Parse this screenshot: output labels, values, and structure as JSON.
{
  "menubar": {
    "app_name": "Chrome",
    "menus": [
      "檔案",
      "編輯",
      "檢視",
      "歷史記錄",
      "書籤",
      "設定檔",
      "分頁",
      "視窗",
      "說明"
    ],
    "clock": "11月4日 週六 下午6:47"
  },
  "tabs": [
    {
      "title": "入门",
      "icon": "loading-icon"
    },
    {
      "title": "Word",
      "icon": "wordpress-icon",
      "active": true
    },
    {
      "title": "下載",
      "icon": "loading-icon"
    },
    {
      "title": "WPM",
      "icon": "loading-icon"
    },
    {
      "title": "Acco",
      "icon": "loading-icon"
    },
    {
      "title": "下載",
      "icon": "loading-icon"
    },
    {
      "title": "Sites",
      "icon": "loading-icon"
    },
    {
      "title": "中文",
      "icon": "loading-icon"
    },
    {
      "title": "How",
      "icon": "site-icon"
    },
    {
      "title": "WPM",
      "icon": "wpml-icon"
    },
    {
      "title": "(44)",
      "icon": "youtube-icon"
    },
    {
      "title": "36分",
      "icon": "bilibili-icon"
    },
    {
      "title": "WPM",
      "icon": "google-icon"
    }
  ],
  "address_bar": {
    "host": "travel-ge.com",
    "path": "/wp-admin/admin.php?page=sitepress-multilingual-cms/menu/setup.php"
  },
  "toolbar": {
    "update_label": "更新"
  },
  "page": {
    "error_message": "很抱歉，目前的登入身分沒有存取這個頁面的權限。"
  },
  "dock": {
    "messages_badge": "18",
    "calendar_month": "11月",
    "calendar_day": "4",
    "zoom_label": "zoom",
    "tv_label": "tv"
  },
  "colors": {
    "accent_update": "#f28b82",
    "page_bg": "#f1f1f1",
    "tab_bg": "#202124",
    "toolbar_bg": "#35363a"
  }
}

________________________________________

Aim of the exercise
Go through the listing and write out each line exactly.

Your response
Parse this screenshot: output labels, values, and structure as JSON.
{
  "menubar": {
    "app_name": "Chrome",
    "menus": [
      "檔案",
      "編輯",
      "檢視",
      "歷史記錄",
      "書籤",
      "設定檔",
      "分頁",
      "視窗",
      "說明"
    ],
    "clock": "11月4日 週六 下午6:47"
  },
  "tabs": [
    {
      "title": "入门",
      "icon": "loading-icon"
    },
    {
      "title": "Word",
      "icon": "wordpress-icon",
      "active": true
    },
    {
      "title": "下載",
      "icon": "loading-icon"
    },
    {
      "title": "WPM",
      "icon": "loading-icon"
    },
    {
      "title": "Acco",
      "icon": "loading-icon"
    },
    {
      "title": "下載",
      "icon": "loading-icon"
    },
    {
      "title": "Sites",
      "icon": "loading-icon"
    },
    {
      "title": "中文",
      "icon": "loading-icon"
    },
    {
      "title": "How",
      "icon": "site-icon"
    },
    {
      "title": "WPM",
      "icon": "wpml-icon"
    },
    {
      "title": "(44)",
      "icon": "youtube-icon"
    },
    {
      "title": "36分",
      "icon": "bilibili-icon"
    },
    {
      "title": "WPM",
      "icon": "google-icon"
    }
  ],
  "address_bar": {
    "host": "travel-ge.com",
    "path": "/wp-admin/admin.php?page=sitepress-multilingual-cms/menu/setup.php"
  },
  "toolbar": {
    "update_label": "更新"
  },
  "page": {
    "error_message": "很抱歉，目前的登入身分沒有存取這個頁面的權限。"
  },
  "dock": {
    "messages_badge": "18",
    "calendar_month": "11月",
    "calendar_day": "4",
    "zoom_label": "zoom",
    "tv_label": "tv"
  },
  "colors": {
    "accent_update": "#f28b82",
    "page_bg": "#f1f1f1",
    "tab_bg": "#202124",
    "toolbar_bg": "#35363a"
  }
}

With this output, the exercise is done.